When I talk about risks, I’m not talking about being reckless. Some things are there to protect and help us: it would be reckless to go swimming in the sea in an area that you know has strong currents and is unsafe. It would also be reckless not to wear a life jacket on a boat, just because you think it is taking a risk. Another example might be jumping out of an aeroplane without a parachute!
Mark Twain is talking about risks that make you who you are. Have you ever had an opportunity that you didn’t take because you thought you would fail? That thought must have occurred to all of the people who appear on TV talent shows such as The Voice or The X Factor! However, if those people had not stepped outside their comfort zones, they would have had no chance of success.
What is also important about the Mark Twain quotation is the ‘discover’ part. By stepping out of our comfort zone and doing something that we haven’t ever done before, or something that might mean we fail, we will discover a lot about ourselves. We may find that we have a talent for something, or that we really enjoy a new or different activity. We may discover that we have strengths we never imagined we had.
There is a well-known song by Baz Luhrmann called ‘Everybody’s free (to wear sunscreen)’, where one of the pieces of advice is to do one thing every day that scares you. That could be going to sleep with the light turned off, talking to a new person or putting ourselves in a new situation. It’s good to be scared sometimes. It’s good to feel the adrenaline rush that we get when we’re nervous, and the butterflies in our stomach! That is being prepared to take a risk.
Just one quick point: don’t be afraid to fail. Don’t ever be worried about lack of success. Most people who we think of as amazing successes, who have discovered something essential, will all have failed at some point. For example, many famous scientists have carried out research over many years, and it has often led them down dead ends. There must have been many times when they felt as if they had failed in their task.
Did they give up? No, they kept on, continually out of their comfort zones and often ridiculed by their contemporaries. But they kept going, and discovered facts that extended people’s knowledge.
If, after falling at the first hurdle, they had decided not to continue because they weren’t comfortable with taking risks and feeling as if they weren’t getting anywhere, the world of science would have been poorer.
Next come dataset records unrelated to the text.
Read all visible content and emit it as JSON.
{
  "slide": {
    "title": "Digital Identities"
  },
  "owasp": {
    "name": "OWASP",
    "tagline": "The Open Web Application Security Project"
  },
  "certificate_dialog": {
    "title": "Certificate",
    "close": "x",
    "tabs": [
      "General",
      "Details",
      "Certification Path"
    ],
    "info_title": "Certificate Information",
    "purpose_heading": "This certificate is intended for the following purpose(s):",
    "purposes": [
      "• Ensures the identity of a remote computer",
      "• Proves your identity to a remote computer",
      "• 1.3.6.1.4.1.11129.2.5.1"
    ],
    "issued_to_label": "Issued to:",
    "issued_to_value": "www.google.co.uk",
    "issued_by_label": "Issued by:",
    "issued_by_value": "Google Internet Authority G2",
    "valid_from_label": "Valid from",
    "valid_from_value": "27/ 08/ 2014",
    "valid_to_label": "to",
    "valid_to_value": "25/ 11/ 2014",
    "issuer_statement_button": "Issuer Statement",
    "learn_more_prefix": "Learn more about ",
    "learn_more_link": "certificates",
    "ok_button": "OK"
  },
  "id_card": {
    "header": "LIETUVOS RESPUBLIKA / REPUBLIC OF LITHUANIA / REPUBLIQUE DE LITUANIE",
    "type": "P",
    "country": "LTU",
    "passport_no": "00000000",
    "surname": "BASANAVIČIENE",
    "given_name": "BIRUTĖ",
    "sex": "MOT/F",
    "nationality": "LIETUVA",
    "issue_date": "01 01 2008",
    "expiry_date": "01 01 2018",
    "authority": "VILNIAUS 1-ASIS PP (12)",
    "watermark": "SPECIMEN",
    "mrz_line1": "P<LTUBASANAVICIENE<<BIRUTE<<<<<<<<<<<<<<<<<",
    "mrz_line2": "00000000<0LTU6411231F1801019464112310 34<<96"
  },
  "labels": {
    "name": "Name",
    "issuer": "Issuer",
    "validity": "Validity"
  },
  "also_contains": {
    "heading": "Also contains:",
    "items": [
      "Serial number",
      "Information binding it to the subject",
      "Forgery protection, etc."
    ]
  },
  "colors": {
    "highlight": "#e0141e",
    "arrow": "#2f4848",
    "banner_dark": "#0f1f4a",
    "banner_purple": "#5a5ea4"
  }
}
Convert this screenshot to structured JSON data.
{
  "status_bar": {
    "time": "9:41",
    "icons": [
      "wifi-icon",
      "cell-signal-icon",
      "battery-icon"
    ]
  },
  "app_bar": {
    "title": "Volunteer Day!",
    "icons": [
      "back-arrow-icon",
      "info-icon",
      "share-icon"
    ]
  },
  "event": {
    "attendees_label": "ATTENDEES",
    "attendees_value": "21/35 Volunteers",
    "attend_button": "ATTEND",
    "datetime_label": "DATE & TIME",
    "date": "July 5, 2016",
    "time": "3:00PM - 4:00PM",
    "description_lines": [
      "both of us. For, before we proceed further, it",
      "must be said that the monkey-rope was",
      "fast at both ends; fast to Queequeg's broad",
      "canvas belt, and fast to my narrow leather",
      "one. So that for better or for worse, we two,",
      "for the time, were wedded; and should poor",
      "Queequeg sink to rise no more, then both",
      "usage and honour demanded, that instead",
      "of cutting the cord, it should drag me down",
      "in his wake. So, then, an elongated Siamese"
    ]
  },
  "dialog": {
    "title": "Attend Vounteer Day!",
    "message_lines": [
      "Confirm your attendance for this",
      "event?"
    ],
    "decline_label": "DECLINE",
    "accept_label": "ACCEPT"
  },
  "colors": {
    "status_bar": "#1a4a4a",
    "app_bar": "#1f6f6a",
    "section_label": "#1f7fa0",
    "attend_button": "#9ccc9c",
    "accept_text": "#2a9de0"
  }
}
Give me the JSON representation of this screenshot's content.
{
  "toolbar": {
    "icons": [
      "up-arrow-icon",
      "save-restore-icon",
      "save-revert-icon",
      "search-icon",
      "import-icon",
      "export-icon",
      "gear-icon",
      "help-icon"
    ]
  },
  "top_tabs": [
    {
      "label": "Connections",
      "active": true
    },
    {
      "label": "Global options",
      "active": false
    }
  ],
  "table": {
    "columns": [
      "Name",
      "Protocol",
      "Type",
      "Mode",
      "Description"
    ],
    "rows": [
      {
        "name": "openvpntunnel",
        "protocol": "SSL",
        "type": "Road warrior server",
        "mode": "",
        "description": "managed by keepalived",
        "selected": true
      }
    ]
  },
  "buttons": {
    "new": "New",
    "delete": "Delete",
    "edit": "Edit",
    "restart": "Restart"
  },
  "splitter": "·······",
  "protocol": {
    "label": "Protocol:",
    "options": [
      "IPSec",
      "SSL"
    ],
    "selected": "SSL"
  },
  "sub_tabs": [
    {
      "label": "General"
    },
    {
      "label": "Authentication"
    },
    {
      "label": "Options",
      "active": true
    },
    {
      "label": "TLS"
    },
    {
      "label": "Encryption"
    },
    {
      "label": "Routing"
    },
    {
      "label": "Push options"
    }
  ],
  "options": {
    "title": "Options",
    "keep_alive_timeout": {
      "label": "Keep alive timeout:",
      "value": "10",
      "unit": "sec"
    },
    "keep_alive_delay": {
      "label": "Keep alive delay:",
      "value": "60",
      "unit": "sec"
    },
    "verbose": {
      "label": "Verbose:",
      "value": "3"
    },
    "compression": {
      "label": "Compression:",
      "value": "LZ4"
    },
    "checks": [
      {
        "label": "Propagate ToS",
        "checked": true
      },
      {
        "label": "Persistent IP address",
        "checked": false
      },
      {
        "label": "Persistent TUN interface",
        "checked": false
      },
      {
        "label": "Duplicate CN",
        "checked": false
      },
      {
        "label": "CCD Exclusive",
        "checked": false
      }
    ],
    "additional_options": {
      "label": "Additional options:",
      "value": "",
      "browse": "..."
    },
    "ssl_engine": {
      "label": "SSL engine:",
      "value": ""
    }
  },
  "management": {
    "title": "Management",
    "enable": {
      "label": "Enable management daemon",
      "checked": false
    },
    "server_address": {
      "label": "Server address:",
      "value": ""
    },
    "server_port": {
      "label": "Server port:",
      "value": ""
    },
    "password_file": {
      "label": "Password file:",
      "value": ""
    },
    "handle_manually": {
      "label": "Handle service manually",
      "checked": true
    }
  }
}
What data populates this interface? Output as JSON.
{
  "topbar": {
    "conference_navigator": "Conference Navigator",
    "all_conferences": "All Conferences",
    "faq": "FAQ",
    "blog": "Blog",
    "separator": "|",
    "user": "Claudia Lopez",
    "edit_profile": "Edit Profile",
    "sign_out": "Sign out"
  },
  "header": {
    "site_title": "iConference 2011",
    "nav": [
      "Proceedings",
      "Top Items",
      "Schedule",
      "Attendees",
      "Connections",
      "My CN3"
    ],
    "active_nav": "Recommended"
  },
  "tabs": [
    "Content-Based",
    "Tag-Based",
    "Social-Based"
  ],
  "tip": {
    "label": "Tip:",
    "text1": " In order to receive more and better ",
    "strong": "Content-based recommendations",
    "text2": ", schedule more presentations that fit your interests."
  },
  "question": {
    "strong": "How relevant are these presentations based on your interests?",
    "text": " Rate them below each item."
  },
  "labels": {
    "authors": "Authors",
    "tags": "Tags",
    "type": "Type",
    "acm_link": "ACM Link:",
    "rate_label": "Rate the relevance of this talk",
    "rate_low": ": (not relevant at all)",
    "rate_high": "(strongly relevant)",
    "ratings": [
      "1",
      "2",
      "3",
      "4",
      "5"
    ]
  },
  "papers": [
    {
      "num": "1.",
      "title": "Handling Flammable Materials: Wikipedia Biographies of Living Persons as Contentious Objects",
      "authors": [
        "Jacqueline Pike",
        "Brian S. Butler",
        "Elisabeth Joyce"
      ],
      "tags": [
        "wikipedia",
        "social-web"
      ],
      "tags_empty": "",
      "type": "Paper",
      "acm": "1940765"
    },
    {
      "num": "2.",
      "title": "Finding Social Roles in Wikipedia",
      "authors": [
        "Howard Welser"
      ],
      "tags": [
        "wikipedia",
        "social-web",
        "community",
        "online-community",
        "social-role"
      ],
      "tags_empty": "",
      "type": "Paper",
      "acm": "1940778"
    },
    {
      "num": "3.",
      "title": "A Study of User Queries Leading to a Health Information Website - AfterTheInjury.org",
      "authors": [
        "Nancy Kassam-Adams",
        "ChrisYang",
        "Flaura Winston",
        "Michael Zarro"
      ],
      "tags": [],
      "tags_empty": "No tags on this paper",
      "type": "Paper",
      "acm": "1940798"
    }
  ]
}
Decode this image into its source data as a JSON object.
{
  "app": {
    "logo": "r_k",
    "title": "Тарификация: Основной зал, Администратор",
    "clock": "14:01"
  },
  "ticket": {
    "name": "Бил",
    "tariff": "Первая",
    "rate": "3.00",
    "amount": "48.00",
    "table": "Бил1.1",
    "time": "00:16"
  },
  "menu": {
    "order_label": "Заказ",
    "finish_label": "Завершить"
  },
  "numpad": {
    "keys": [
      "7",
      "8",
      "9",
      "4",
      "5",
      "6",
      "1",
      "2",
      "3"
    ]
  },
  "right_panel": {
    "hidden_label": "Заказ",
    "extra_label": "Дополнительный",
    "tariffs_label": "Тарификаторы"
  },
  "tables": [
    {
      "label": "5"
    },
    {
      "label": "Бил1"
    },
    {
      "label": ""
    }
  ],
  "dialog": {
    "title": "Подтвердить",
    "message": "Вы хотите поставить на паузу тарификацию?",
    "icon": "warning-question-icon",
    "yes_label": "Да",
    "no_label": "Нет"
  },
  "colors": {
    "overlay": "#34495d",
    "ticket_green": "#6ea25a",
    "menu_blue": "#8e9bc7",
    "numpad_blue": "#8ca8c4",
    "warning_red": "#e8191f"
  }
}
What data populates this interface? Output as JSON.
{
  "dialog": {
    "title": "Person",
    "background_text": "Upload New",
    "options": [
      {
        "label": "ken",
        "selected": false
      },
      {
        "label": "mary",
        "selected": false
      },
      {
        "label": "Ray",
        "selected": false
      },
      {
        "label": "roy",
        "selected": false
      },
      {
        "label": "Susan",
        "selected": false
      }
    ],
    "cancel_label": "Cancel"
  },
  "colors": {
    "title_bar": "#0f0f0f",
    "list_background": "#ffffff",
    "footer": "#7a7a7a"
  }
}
By stepping out of their comfort zones, and not being afraid to take a risk, they discovered wonderful things about themselves and about humanity.
Time for reflection
If we don’t take risks and go beyond our comfort zones - if we don’t throw off the bowlines - how will we ever know what we could have achieved?
Let’s listen to Mark Twain’s words again, and think about how we, either today or in the future, can step out of our comfort zones, and discover more about ourselves and the world.
‘Twenty years from now you will be more disappointed by the things that you didn’t do than by the ones you did do. So throw off the bowlines. Sail away from the safe harbour. Catch the trade winds in your sails. Explore. Dream. Discover.’
‘He who would valiant be’ (Come and Praise, 44)